I have two large tab-delimited files (>10GB) and I know that when they're sorted, they're identical in content.
However, I'm interested in the order of rows and the index of the swapped ones when they share the same "key" (key here being defined as rows grouped based on
In other words, rows between these two files should be only compared against each other when they come from the same group (i.e. when they share the same Source and Location).
So for example, in the example below, rows 4, 5, 6 from
file1.tsv should be compared against 4, 5, 6 from
Note: files are normal TSV. Additional spaces are only added here to make columns center- and right-aligned for better visibility. These spaces are not part of the original files
Identifier Position Source Location AY1:2301 87 ch1 14 BC1U:4010 105 ch1 14 AC44:1230 90 ch1 15 AJC:93410 83 ch1 16 ABYY:0001 101 ch1 16 ABC:01 42 ch1 16 HH:A9CX 413 ch1 17 LK:9310 2 ch1 17 JFNE:3410 132 ch1 18 MKASDL:11 14 ch1 18 MKDFA:9401 18 ch1 18 MKASDL1:011 184 ch2 50 LKOC:AMC02 18 ch2 50 POI:1100 900 ch2 53 MCJE:09HA 11 ch2 53 ABYCI:1123 15 ch2 53 MNKA:410 1 ch2 53
Identifier Position Source Location AY1:2301 87 ch1 14 BC1U:4010 105 ch1 14 AC44:1230 90 ch1 15 ABC:01 42 ch1 16 ABYY:0001 101 ch1 16 AJC:93410 83 ch1 16 HH:A9CX 413 ch1 17 LK:9310 2 ch1 17 MKASDL:11 14 ch1 18 JFNE:3410 132 ch1 18 MKDFA:9401 18 ch1 18 MKASDL1:011 184 ch2 50 LKOC:AMC02 18 ch2 50 MNKA:410 1 ch2 53 POI:1100 900 ch2 53 ABYCI:1123 15 ch2 53 MCJE:09HA 11 ch2 53
I want to do something similar to a "diff" but at the 'group' level (where rows are only compared when they share the same
I want to extract the original "row numbers" when the order of rows are 'swapped' within the same "Source/Location" "group" (or key).
The whole row should match in terms of content.
But I have no idea how to go about this.
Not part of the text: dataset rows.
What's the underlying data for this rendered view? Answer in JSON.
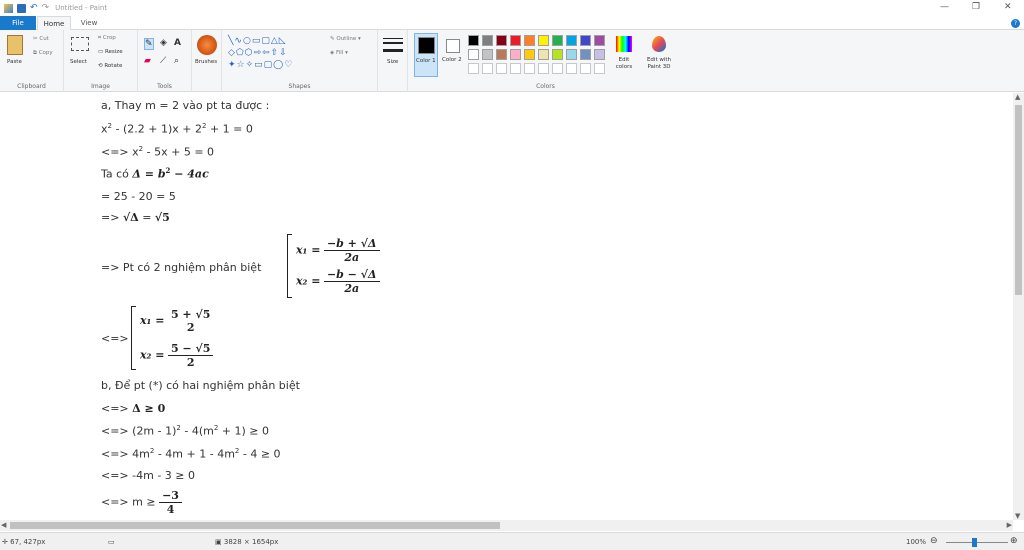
{
  "window": {
    "title": "Untitled - Paint",
    "minimize": "—",
    "maximize": "❐",
    "close": "✕"
  },
  "tabs": {
    "file": "File",
    "home": "Home",
    "view": "View",
    "help": "?"
  },
  "ribbon": {
    "clipboard": {
      "label": "Clipboard",
      "paste": "Paste",
      "cut": "Cut",
      "copy": "Copy"
    },
    "image": {
      "label": "Image",
      "select": "Select",
      "crop": "Crop",
      "resize": "Resize",
      "rotate": "Rotate"
    },
    "tools": {
      "label": "Tools"
    },
    "brushes": {
      "label": "Brushes"
    },
    "shapes": {
      "label": "Shapes",
      "outline": "Outline",
      "fill": "Fill"
    },
    "size": {
      "label": "Size"
    },
    "colors": {
      "label": "Colors",
      "color1": "Color 1",
      "color2": "Color 2",
      "edit_colors": "Edit colors",
      "edit_paint3d": "Edit with Paint 3D",
      "color1_value": "#000000",
      "color2_value": "#ffffff",
      "palette_row1": [
        "#000000",
        "#7f7f7f",
        "#880015",
        "#ed1c24",
        "#ff7f27",
        "#fff200",
        "#22b14c",
        "#00a2e8",
        "#3f48cc",
        "#a349a4"
      ],
      "palette_row2": [
        "#ffffff",
        "#c3c3c3",
        "#b97a57",
        "#ffaec9",
        "#ffc90e",
        "#efe4b0",
        "#b5e61d",
        "#99d9ea",
        "#7092be",
        "#c8bfe7"
      ]
    }
  },
  "canvas": {
    "l1": "a, Thay m = 2 vào pt ta được :",
    "l2a": "x",
    "l2b": "2",
    "l2c": " - (2.2 + 1)x + 2",
    "l2d": "2",
    "l2e": " + 1 = 0",
    "l3a": "<=> x",
    "l3b": "2",
    "l3c": " - 5x + 5 = 0",
    "l4a": "Ta có ",
    "l4b": "Δ = b",
    "l4c": "2",
    "l4d": " − 4ac",
    "l5": "= 25 - 20 = 5",
    "l6a": "=> ",
    "l6b": "√Δ",
    "l6c": " = ",
    "l6d": "√5",
    "l7": "=> Pt có 2 nghiệm phân biệt",
    "x1": "x₁ =",
    "x1num": "−b + √Δ",
    "x1den": "2a",
    "x2": "x₂ =",
    "x2num": "−b − √Δ",
    "x2den": "2a",
    "l8": "<=>",
    "y1": "x₁ =",
    "y1num": "5 + √5",
    "y1den": "2",
    "y2": "x₂ =",
    "y2num": "5 − √5",
    "y2den": "2",
    "l9": "b, Để pt (*) có hai nghiệm phân biệt",
    "l10a": "<=> ",
    "l10b": "Δ ≥ 0",
    "l11a": "<=> (2m - 1)",
    "l11b": "2",
    "l11c": " - 4(m",
    "l11d": "2",
    "l11e": " + 1) ≥ 0",
    "l12a": "<=> 4m",
    "l12b": "2",
    "l12c": " - 4m + 1 - 4m",
    "l12d": "2",
    "l12e": " - 4 ≥ 0",
    "l13": "<=> -4m - 3 ≥ 0",
    "l14a": "<=> m ≥ ",
    "l14num": "−3",
    "l14den": "4"
  },
  "status": {
    "cursor": "67, 427px",
    "size": "3828 × 1654px",
    "zoom": "100%"
  }
}
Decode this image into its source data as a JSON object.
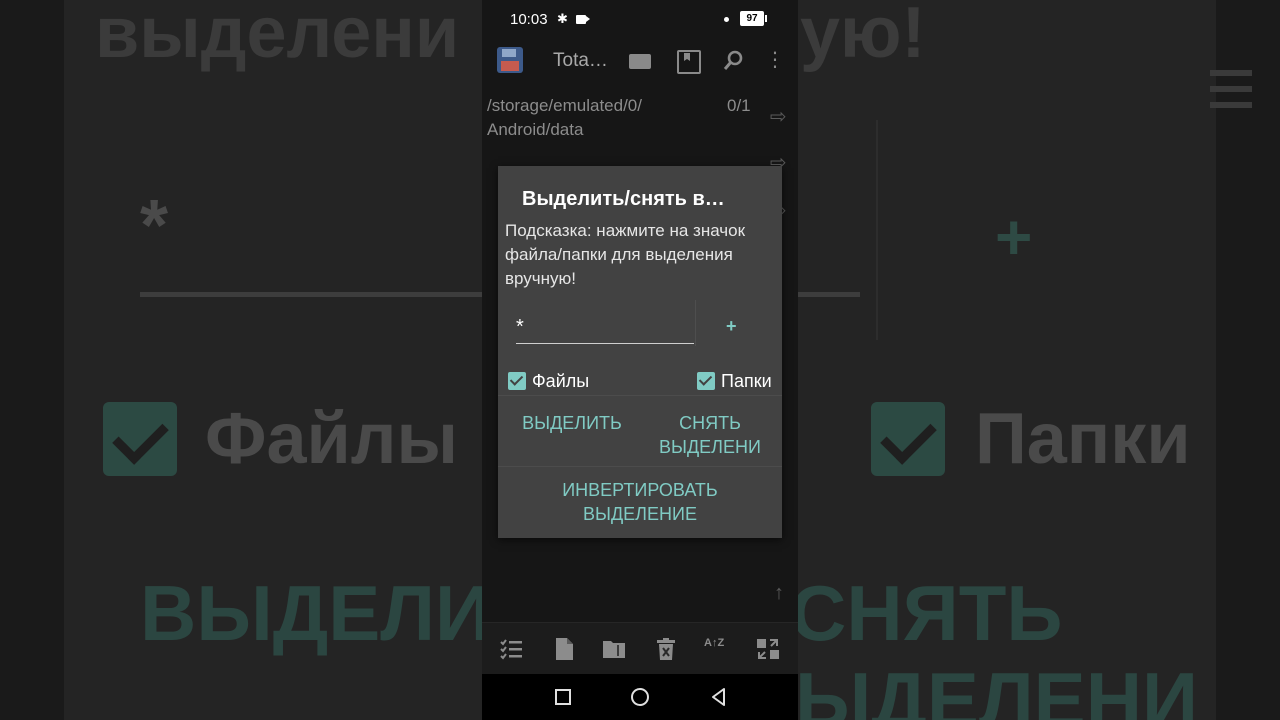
{
  "background": {
    "title_fragment": "выделени",
    "title_fragment_right": "ую!",
    "pattern": "*",
    "plus": "+",
    "files": "Файлы",
    "folders": "Папки",
    "select": "ВЫДЕЛИ",
    "deselect": "СНЯТЬ",
    "deselect2": "ЫДЕЛЕНИ"
  },
  "status_bar": {
    "time": "10:03",
    "bluetooth": "✱",
    "battery": "97"
  },
  "toolbar": {
    "title": "Tota…",
    "search_glyph": "⌕",
    "more_glyph": "⋮"
  },
  "path_bar": {
    "path": "/storage/emulated/0/ Android/data",
    "count": "0/1",
    "arrow": "⇨",
    "up_arrow": "↑"
  },
  "dialog": {
    "title": "Выделить/снять в…",
    "hint": "Подсказка: нажмите на значок файла/папки для выделения вручную!",
    "pattern_value": "*",
    "add_label": "+",
    "files_label": "Файлы",
    "files_checked": true,
    "folders_label": "Папки",
    "folders_checked": true,
    "select_button": "ВЫДЕЛИТЬ",
    "deselect_button_line1": "СНЯТЬ",
    "deselect_button_line2": "ВЫДЕЛЕНИ",
    "invert_button_line1": "ИНВЕРТИРОВАТЬ",
    "invert_button_line2": "ВЫДЕЛЕНИЕ"
  },
  "bottom_bar": {
    "icons": [
      "select-list-icon",
      "file-icon",
      "zip-folder-icon",
      "delete-icon",
      "sort-az-icon",
      "swap-panels-icon"
    ],
    "sort_glyph": "A↑Z"
  },
  "colors": {
    "accent": "#80cbc4",
    "dialog_bg": "#424242",
    "background": "#161616"
  }
}
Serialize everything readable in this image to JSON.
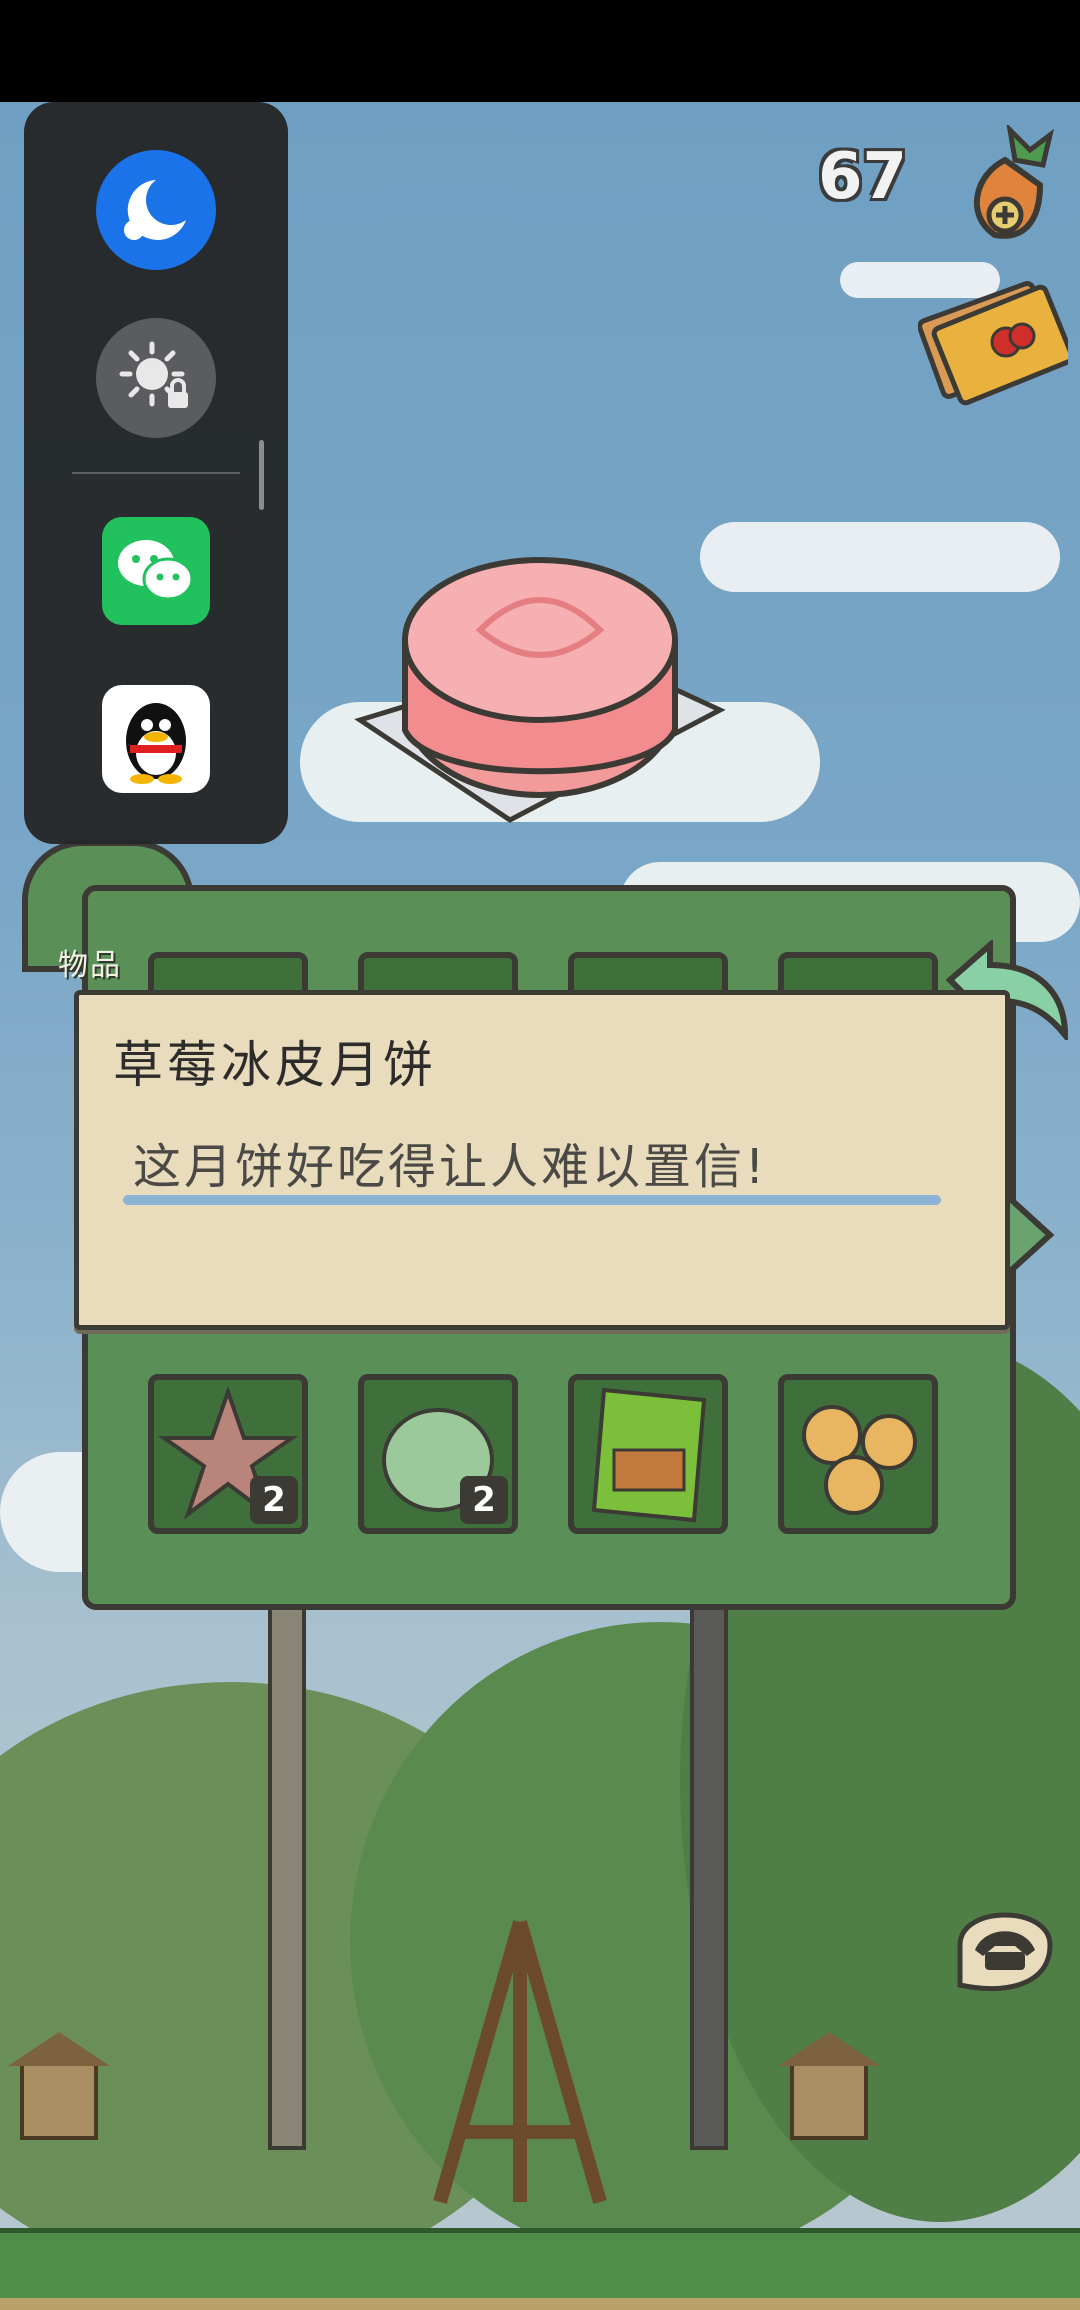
{
  "hud": {
    "carrot_count": "67",
    "carrot_icon": "carrot-add-icon",
    "ticket_icon": "lottery-ticket-icon"
  },
  "panel": {
    "tab_label": "物品",
    "back_icon": "back-arrow-icon",
    "next_icon": "next-arrow-icon",
    "slots": [
      {
        "item": "starfish",
        "count": "2"
      },
      {
        "item": "mochi-ball",
        "count": "2"
      },
      {
        "item": "snack-bag",
        "count": ""
      },
      {
        "item": "animal-cookies",
        "count": ""
      }
    ]
  },
  "item_description": {
    "title": "草莓冰皮月饼",
    "text": "这月饼好吃得让人难以置信!"
  },
  "floating_dock": {
    "buttons": [
      {
        "name": "night-mode-icon"
      },
      {
        "name": "brightness-lock-icon"
      }
    ],
    "apps": [
      {
        "name": "wechat-icon",
        "color": "#21c25e"
      },
      {
        "name": "qq-icon",
        "color": "#ffffff"
      }
    ]
  },
  "phone_button_icon": "telephone-icon"
}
I can only think of writing a for loop which would be extremely inefficient when my original dataset has millions of rows.
Group_Source:Location df1.index df2.index ch1:16 4 6 ch1:16 6 4 ch1:18 9 10 ch1:18 10 9 ch2:53 14 15 ch2:53 15 17 ch2:53 17 14
- Both dataframes have the same number of rows
- Both dataframes are identical (only order of rows are swapped, so if both are sorted by Source, then Location and then Position and then Identifier, then they will be exactly identical)
- 'Swapped' rows always match exactly in terms of content in all columns
Location. There are several tools like this, one example is q.
ABCis a HUGO gene name, so I assumed the others were just names I wasn't familiar with, thanks.